Ugh, aubergine flowers covered in blackfly and attended by ants

We have nasturtiums everywhere to try to attract the bugs away from our crops...but other than looking pretty they are not doing their job

But elsewhere things are coming along, though the neighbours can hardly believe it. We already have the promise of a glut of cucumbers and courgettes, the squat peppers have good sized fruits on them as do the beefsteak tomatoes. We have beanlets on the borlotti, more flowers than I have ever seen on the runners (though that bad case of blackfly at the moment) but the climbing French beans have less flower. We have our first ever artichoke on one of the plants our friend gave us and flowers coming on the first sweetcorn (only a few, I was going to chuck them away but planted them randomly instead)
We;ve started eating the kale...yum

Getting big, the pink tomatoes

Squat peppers

You should have seen the ones the chooks had! Theyare already growing too big before we can eat them

Flowering sweetcorn

Our first artichoke...possiblyone for the bees

The flowers are great, they keep giving and we have added a couple of new ivy leaf geraniums bought form a Baba at the market. But nothing new has started flowering since last time, though many are due to.

In the hen house the chicks have decided to join the main flock and will have to take their chances with the snakes. They have the choice of being in their pen or out in the sun and go where they please. Hopefully Splash realises they are chickens and not to be messed with. The magpies seem to have fledged and moved on so they are not such a threat. Ducky is looking more adult every day.

Three little mites hiding from the sun. One at least is a cockerel

A few random pics

Such an innocent face
A lady bird larva...unfortunately a harlequin rather than one of the good guys

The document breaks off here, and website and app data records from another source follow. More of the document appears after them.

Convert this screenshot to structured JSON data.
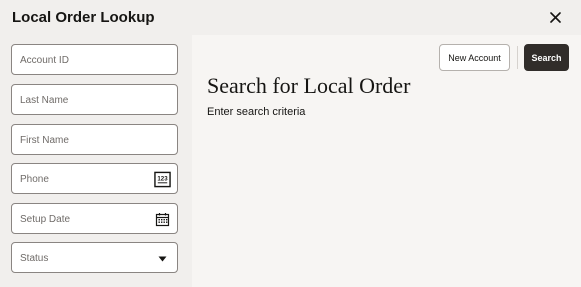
{
  "dialog": {
    "title": "Local Order Lookup",
    "close_icon": "close-icon"
  },
  "form": {
    "account_id": {
      "placeholder": "Account ID"
    },
    "last_name": {
      "placeholder": "Last Name"
    },
    "first_name": {
      "placeholder": "First Name"
    },
    "phone": {
      "placeholder": "Phone",
      "icon": "numeric-keypad-icon",
      "icon_text": "123"
    },
    "setup_date": {
      "placeholder": "Setup Date",
      "icon": "calendar-icon"
    },
    "status": {
      "placeholder": "Status",
      "icon": "chevron-down-icon"
    }
  },
  "actions": {
    "new_account_label": "New Account",
    "search_label": "Search"
  },
  "main": {
    "heading": "Search for Local Order",
    "subtext": "Enter search criteria"
  },
  "colors": {
    "header_bg": "#f1efed",
    "primary_button": "#312d2a",
    "text": "#161513"
  }
}
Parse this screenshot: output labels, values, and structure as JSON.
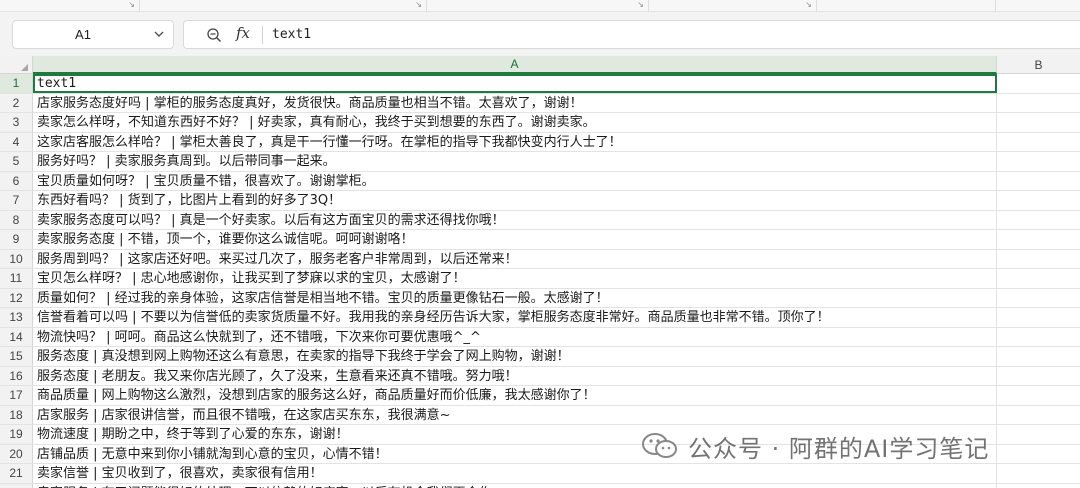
{
  "formula_bar": {
    "cell_reference": "A1",
    "fx_label": "fx",
    "content": "text1"
  },
  "columns": [
    "A",
    "B"
  ],
  "rows": [
    {
      "num": "1",
      "a": "text1"
    },
    {
      "num": "2",
      "a": "店家服务态度好吗 | 掌柜的服务态度真好，发货很快。商品质量也相当不错。太喜欢了，谢谢！"
    },
    {
      "num": "3",
      "a": "卖家怎么样呀，不知道东西好不好？ | 好卖家，真有耐心，我终于买到想要的东西了。谢谢卖家。"
    },
    {
      "num": "4",
      "a": "这家店客服怎么样哈？ | 掌柜太善良了，真是干一行懂一行呀。在掌柜的指导下我都快变内行人士了！"
    },
    {
      "num": "5",
      "a": "服务好吗？ | 卖家服务真周到。以后带同事一起来。"
    },
    {
      "num": "6",
      "a": "宝贝质量如何呀？ | 宝贝质量不错，很喜欢了。谢谢掌柜。"
    },
    {
      "num": "7",
      "a": "东西好看吗？ | 货到了，比图片上看到的好多了3Q！"
    },
    {
      "num": "8",
      "a": "卖家服务态度可以吗？ | 真是一个好卖家。以后有这方面宝贝的需求还得找你哦！"
    },
    {
      "num": "9",
      "a": "卖家服务态度 | 不错，顶一个，谁要你这么诚信呢。呵呵谢谢咯！"
    },
    {
      "num": "10",
      "a": "服务周到吗？ | 这家店还好吧。来买过几次了，服务老客户非常周到，以后还常来！"
    },
    {
      "num": "11",
      "a": "宝贝怎么样呀？ | 忠心地感谢你，让我买到了梦寐以求的宝贝，太感谢了！"
    },
    {
      "num": "12",
      "a": "质量如何？ | 经过我的亲身体验，这家店信誉是相当地不错。宝贝的质量更像钻石一般。太感谢了！"
    },
    {
      "num": "13",
      "a": "信誉看着可以吗 | 不要以为信誉低的卖家货质量不好。我用我的亲身经历告诉大家，掌柜服务态度非常好。商品质量也非常不错。顶你了！"
    },
    {
      "num": "14",
      "a": "物流快吗？ | 呵呵。商品这么快就到了，还不错哦，下次来你可要优惠哦^_^"
    },
    {
      "num": "15",
      "a": "服务态度 | 真没想到网上购物还这么有意思，在卖家的指导下我终于学会了网上购物，谢谢！"
    },
    {
      "num": "16",
      "a": "服务态度 | 老朋友。我又来你店光顾了，久了没来，生意看来还真不错哦。努力哦！"
    },
    {
      "num": "17",
      "a": "商品质量 | 网上购物这么激烈，没想到店家的服务这么好，商品质量好而价低廉，我太感谢你了！"
    },
    {
      "num": "18",
      "a": "店家服务 | 店家很讲信誉，而且很不错哦，在这家店买东东，我很满意~"
    },
    {
      "num": "19",
      "a": "物流速度 | 期盼之中，终于等到了心爱的东东，谢谢！"
    },
    {
      "num": "20",
      "a": "店铺品质 | 无意中来到你小铺就淘到心意的宝贝，心情不错！"
    },
    {
      "num": "21",
      "a": "卖家信誉 | 宝贝收到了，很喜欢，卖家很有信用！"
    },
    {
      "num": "22",
      "a": "卖家服务 | 有了问题能很好的处理，可以信赖的好店家，以后有机会我们再合作。"
    }
  ],
  "watermark": {
    "text": "公众号 · 阿群的AI学习笔记",
    "icon": "wechat-icon"
  }
}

Bee beetles mating (thanks Mandy for the ID)


  1. that black fly is icky. Everything seems to be doing well. I am posting photos of my few veggies I am growing on my blog tomorrow.

    1. Icky indeed Gill. A forceful spray of soapy water has done the trick!

  2. Your Greek meal looks delicious! I love eating Greek salad in summer - best with home grown tomatoes and cucumber of course.

    All those interesting finds look like they will be very handy. I guess when you move to another country you can't take things like this with you as it probably costs more to transport them than to buy 2nd hand when you are there. Out of interest, did you bring a big removal van with your own furniture, or did you come light and buy the bigger furniture items once you were there? It's expensive enough moving house within France (much more expensive than in the UK)!

    Great to see the mating Bee Beetles!

    1. I love Greek food, and although we are neighbours to Greece I feel a bit guilty sometimes that I don't enjoy Bulgarian food more. A lot is similar with a tarator which is basically tzatziki watered down to a soup and lovely on a hot day. But yes, Greek salad is a favourite, over here it is shopska salad with grated white cheese and little of it.

      I love old things. There are people who trawl old abandoned houses and sell what they find which is why I am wary of buying. There were many old rugs and blankets with the trunks, but they had been left out and were ruined by rats so burned. We had a small company move our furniture and only took what was sentimantal or new or better quality than you can get here. It's not too dear really and they were very good. It was just a luton van. The house had beds (new but abandoned for six years) a huge wardrobe, bedside tables, white goods, kitchen table and chairs and a sofa. Holiday home stuff. We have an oak bed with expensive mattress for us! We bought all our clothes, even old stuff, as we knew we would need lots to wreck.

      Got a new insect to me yesterday, but I have no idea how I saw it, red on a red flower. Pics to follow